On a chilly, overcast Sunday at the beginning of November, a sizable crowd gathered at the Burnt Mill to hear the history of the mill and about the burning raids during the Civil War from historian Richard Gillespie. This gathering was the third of the Short Hill Historical Society’s series called History Talks, Trips, and Treasures, and was hosted by the caretaker of the mill, Ryan Siemers. Read more and see photos from the event. The Short Hill Historical Society’s History Talks, Trips, and Treasures series is sponsored by Sengpiehl Insurance Group and The Purcellville Gazette. The October 29 event is also supported by Southern States and hosted by Ryan Siemers.
History Talks, Trips, and Treasures–Recaps
The second in our series called History Talks, Trips, and Treasures featured award-winning author Linda Harris Sittig at Old 690 Brewing Company from 7 to 9 p.m. on Thursday, September 14. Beer and non-alcoholic beverages were sold by the glass and we will serve cheese and crackers. All ages were welcome! Ms. Sittig had a book signing after her talk about how history shapes women’s lives.
Many thanks to Mrs. Sittig for her engaging talk, and to Old 690 Brewing Company for their generosity in opening their doors for us and for donating a percentage of their sales from the evening!
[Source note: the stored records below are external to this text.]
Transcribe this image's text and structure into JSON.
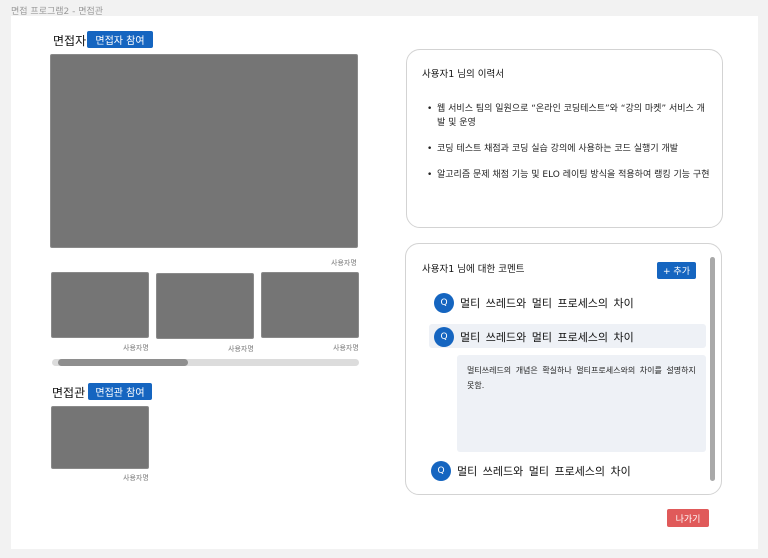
{
  "window": {
    "title": "면접 프로그램2 - 면접관"
  },
  "interviewee_section": {
    "label": "면접자",
    "join_button": "면접자 참여",
    "main_video_caption": "사용자명",
    "thumbnails": [
      {
        "caption": "사용자명"
      },
      {
        "caption": "사용자명"
      },
      {
        "caption": "사용자명"
      }
    ]
  },
  "interviewer_section": {
    "label": "면접관",
    "join_button": "면접관 참여",
    "video_caption": "사용자명"
  },
  "resume_card": {
    "title": "사용자1 님의 이력서",
    "items": [
      "웹 서비스 팀의 일원으로 “온라인 코딩테스트”와 “강의 마켓” 서비스 개발 및 운영",
      "코딩 테스트 채점과 코딩 실습 강의에 사용하는 코드 실행기 개발",
      "알고리즘 문제 채점 기능 및 ELO 레이팅 방식을 적용하여 랭킹 기능 구현"
    ]
  },
  "comment_card": {
    "title": "사용자1 님에 대한 코멘트",
    "add_button": "+ 추가",
    "questions": [
      {
        "badge": "Q",
        "text": "멀티 쓰레드와 멀티 프로세스의 차이"
      },
      {
        "badge": "Q",
        "text": "멀티 쓰레드와 멀티 프로세스의 차이"
      },
      {
        "badge": "Q",
        "text": "멀티 쓰레드와 멀티 프로세스의 차이"
      }
    ],
    "answer": "멀티쓰레드의 개념은 확실하나 멀티프로세스와의 차이를 설명하지 못함."
  },
  "footer": {
    "exit_button": "나가기"
  },
  "colors": {
    "primary": "#1565c0",
    "danger": "#e05a5a",
    "video_placeholder": "#757575"
  }
}
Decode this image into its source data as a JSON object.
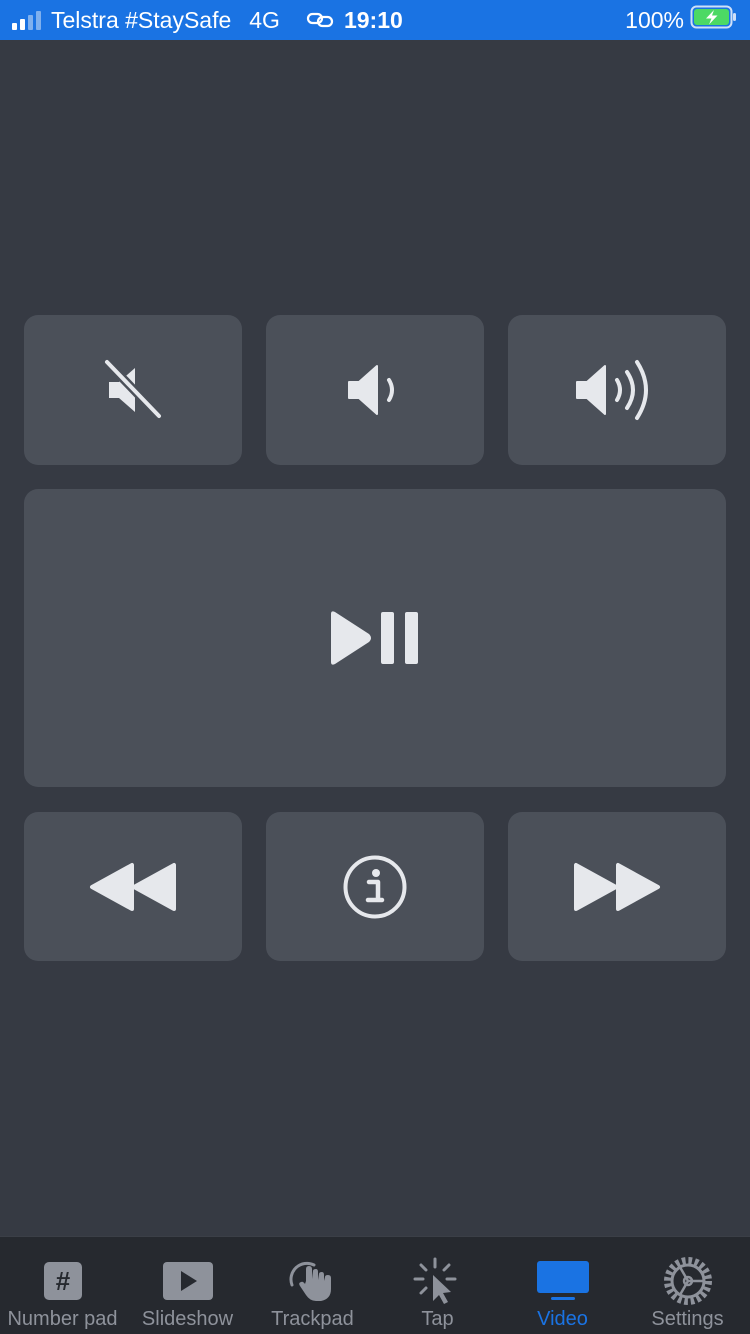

Thank you also to our board members and volunteers who made the evening possible, including Carrie Crossfield, Sandy Simmers, Jan Goodrich, Claire Cutshall, and Dee Taplin.
Our first of our History Talks, Trips, and Treasures series featured Eugene Scheel at Hillsborough Vineyards.
We are planning our next History Talks, Trips, and Treasures now…watch for details!